● Task brief:
Below are the records; count how many of their lines carry "text" and give only the number.

*** Data provided

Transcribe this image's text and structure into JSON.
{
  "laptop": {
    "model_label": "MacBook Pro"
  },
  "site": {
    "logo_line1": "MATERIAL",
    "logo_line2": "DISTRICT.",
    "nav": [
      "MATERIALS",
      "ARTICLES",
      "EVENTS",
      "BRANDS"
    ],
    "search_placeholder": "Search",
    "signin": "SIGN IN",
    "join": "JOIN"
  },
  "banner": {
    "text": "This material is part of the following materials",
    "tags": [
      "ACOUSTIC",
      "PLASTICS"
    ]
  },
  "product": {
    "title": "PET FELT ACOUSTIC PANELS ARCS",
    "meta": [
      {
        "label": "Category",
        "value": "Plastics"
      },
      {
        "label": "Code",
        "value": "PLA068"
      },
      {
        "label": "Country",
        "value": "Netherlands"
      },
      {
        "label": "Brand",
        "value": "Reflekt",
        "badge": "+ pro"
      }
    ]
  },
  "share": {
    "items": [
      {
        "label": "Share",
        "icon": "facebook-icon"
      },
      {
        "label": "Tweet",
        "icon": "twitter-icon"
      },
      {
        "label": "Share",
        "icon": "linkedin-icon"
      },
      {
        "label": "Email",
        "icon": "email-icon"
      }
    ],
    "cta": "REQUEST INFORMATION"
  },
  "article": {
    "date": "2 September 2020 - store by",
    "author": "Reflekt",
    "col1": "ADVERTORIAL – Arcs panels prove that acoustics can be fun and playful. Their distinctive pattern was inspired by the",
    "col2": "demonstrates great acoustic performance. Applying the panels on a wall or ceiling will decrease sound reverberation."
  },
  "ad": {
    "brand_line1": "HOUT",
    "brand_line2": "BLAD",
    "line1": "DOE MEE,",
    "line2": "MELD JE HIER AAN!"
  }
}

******

● Result:
2